**SUPPLIED MATERIAL**

-*-

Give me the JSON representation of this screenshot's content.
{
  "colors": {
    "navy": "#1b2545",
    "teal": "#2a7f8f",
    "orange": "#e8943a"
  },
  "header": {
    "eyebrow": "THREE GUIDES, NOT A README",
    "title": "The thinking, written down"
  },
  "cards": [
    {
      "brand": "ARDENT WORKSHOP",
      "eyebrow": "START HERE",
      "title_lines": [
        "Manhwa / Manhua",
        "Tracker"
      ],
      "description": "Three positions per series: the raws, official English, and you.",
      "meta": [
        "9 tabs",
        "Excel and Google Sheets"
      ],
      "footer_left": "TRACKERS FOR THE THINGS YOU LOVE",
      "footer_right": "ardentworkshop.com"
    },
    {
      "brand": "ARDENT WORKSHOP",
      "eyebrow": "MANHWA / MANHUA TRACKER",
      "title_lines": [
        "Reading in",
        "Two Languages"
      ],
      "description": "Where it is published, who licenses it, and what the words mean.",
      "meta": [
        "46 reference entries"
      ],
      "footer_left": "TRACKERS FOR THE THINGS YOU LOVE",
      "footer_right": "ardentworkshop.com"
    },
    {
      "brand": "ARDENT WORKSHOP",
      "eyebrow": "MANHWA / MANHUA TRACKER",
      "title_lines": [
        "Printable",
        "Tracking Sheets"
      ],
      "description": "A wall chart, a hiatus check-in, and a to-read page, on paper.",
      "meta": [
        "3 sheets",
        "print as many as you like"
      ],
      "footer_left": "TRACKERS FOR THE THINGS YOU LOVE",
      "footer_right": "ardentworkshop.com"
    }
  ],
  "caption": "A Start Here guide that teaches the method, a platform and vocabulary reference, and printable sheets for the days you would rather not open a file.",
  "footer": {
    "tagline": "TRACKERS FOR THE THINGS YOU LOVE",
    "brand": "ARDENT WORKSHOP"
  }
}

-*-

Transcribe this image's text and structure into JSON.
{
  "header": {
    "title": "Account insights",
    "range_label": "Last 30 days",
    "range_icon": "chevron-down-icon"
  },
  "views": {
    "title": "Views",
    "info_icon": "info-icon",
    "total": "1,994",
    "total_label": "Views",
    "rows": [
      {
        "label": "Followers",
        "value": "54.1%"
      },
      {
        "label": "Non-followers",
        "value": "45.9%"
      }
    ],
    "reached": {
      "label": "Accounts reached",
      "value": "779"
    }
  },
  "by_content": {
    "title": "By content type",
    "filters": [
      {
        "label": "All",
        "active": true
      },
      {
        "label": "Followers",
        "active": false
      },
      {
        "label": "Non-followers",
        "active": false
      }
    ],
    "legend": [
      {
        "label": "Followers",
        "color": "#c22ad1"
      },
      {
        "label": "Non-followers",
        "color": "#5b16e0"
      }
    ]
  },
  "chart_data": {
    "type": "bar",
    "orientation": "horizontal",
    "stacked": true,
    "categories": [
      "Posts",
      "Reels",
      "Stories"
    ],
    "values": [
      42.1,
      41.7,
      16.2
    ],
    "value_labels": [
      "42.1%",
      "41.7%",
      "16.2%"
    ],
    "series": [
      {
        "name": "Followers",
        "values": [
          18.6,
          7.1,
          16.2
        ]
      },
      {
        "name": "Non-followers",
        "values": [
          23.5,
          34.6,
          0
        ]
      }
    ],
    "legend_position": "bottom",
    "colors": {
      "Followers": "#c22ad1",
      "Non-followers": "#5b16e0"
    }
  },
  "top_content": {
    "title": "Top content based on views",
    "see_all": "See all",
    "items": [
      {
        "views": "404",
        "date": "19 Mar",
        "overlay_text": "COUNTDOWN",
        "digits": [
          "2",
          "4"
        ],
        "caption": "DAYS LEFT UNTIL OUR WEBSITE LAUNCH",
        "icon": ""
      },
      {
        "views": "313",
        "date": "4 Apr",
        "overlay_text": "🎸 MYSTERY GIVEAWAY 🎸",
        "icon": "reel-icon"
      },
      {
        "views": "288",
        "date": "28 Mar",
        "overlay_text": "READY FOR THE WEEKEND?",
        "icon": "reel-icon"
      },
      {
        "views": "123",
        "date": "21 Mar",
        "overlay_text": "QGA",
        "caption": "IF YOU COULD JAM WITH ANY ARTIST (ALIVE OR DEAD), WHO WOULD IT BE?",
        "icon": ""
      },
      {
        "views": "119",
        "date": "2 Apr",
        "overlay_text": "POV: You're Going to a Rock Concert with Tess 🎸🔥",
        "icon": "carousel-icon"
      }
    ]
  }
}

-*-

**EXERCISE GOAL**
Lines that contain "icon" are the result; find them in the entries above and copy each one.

**YOUR RESPONSE**
    "range_icon": "chevron-down-icon"
    "info_icon": "info-icon",
        "icon": ""
        "icon": "reel-icon"
        "icon": "reel-icon"
        "icon": ""
        "icon": "carousel-icon"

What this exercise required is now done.